- **Exercise instructions**: Which lines in the data below contain the word "title"? Copy each of them.

- **Supplied entries**:
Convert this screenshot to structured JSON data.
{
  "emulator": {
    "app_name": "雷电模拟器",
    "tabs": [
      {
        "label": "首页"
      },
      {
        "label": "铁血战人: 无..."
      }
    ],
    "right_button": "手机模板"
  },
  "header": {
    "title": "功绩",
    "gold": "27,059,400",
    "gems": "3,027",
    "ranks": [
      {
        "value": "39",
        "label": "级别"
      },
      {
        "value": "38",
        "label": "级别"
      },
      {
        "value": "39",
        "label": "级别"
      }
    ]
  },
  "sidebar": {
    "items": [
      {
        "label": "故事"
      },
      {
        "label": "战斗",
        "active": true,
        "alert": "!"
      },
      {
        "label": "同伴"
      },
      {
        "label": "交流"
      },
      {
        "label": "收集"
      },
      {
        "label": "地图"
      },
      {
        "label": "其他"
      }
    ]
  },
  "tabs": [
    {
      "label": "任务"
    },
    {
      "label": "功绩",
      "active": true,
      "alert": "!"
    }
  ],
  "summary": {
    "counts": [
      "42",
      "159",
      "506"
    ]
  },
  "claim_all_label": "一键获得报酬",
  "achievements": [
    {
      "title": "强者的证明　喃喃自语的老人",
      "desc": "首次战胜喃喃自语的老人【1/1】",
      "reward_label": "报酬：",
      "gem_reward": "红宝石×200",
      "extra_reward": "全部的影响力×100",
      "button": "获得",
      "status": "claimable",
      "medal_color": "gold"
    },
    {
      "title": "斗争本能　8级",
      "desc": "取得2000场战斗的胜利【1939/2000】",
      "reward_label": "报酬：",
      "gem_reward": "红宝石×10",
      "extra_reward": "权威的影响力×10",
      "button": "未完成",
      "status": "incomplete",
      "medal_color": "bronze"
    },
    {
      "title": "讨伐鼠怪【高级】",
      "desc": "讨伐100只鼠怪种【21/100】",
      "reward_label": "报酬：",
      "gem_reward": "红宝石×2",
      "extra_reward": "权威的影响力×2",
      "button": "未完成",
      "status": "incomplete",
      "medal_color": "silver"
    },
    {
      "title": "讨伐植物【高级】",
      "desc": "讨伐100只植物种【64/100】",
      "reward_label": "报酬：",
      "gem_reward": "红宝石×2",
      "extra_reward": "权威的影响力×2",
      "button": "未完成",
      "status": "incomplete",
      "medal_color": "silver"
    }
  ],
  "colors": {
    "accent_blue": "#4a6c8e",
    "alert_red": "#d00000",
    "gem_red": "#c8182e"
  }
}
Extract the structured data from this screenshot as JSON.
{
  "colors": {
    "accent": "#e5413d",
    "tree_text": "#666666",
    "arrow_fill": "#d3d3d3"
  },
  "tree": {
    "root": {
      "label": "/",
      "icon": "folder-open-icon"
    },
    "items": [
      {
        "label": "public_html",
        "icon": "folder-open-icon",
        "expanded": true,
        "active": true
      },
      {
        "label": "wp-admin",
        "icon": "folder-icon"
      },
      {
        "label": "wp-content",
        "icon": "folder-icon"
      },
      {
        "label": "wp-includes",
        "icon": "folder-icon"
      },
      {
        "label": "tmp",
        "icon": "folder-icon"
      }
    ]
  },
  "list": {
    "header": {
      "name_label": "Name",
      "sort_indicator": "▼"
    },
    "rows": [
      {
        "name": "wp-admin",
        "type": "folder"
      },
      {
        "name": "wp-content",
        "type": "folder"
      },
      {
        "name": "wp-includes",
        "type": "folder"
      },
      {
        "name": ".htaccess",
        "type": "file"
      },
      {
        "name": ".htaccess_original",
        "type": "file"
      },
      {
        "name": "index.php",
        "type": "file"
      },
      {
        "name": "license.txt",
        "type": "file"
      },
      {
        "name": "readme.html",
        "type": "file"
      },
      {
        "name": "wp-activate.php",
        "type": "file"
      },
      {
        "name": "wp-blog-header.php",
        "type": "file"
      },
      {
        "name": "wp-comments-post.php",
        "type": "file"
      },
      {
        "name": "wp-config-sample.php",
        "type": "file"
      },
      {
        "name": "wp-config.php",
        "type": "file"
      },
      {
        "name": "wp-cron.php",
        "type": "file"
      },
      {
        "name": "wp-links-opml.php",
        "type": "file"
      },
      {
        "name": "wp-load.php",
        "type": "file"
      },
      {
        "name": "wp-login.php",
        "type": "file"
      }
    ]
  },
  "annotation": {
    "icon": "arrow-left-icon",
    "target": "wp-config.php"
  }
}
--
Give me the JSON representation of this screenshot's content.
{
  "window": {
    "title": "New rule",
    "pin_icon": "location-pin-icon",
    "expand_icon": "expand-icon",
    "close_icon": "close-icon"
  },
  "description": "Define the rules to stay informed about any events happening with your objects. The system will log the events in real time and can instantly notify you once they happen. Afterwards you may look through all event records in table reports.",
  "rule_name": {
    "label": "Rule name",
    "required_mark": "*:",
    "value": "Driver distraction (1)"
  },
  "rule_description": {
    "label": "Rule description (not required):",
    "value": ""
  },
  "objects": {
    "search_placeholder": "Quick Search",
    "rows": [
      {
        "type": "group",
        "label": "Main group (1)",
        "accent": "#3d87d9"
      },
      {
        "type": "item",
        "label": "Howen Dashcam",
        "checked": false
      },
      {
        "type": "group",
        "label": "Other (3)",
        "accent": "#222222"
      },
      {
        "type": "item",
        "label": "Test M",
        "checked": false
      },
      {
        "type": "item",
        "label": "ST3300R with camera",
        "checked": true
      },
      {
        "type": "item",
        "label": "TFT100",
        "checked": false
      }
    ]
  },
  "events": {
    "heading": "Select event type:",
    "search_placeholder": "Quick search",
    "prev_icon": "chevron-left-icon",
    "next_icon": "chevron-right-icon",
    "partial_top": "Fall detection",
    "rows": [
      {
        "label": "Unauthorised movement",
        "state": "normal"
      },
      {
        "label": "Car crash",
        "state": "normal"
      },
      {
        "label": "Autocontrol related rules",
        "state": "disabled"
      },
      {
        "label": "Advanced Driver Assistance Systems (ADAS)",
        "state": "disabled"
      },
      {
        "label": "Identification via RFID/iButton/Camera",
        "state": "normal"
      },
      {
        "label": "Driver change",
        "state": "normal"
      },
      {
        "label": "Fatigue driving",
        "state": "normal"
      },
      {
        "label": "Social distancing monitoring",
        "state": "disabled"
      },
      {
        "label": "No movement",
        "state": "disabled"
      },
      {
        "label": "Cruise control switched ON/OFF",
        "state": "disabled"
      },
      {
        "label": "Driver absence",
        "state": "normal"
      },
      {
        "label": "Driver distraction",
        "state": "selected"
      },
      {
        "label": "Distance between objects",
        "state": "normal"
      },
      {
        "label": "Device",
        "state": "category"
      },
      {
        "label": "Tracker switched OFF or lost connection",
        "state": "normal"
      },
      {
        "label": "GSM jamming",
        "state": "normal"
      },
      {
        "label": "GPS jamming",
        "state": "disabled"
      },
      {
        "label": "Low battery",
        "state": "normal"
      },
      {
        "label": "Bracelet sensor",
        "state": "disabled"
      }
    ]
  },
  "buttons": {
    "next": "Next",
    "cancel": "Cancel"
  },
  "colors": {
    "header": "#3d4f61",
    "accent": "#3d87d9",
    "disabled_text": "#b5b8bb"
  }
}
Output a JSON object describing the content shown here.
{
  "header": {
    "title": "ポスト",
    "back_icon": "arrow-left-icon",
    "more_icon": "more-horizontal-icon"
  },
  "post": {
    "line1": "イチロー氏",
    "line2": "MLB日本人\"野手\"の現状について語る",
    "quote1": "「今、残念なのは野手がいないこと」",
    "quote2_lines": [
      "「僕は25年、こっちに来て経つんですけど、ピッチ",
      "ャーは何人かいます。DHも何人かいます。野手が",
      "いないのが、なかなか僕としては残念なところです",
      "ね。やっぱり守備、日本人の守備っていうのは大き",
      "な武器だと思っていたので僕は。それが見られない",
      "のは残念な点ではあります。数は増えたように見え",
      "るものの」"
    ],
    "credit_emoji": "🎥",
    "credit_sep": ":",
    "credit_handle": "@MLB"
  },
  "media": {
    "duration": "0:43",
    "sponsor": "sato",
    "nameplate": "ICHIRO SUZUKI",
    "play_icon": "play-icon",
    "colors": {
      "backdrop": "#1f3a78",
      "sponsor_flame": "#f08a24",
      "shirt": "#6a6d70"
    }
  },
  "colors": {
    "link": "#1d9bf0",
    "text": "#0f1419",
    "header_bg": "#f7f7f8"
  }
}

- **Written answer**:
    "title": "功绩",
      "title": "强者的证明　喃喃自语的老人",
      "title": "斗争本能　8级",
      "title": "讨伐鼠怪【高级】",
      "title": "讨伐植物【高级】",
    "title": "New rule",
    "title": "ポスト",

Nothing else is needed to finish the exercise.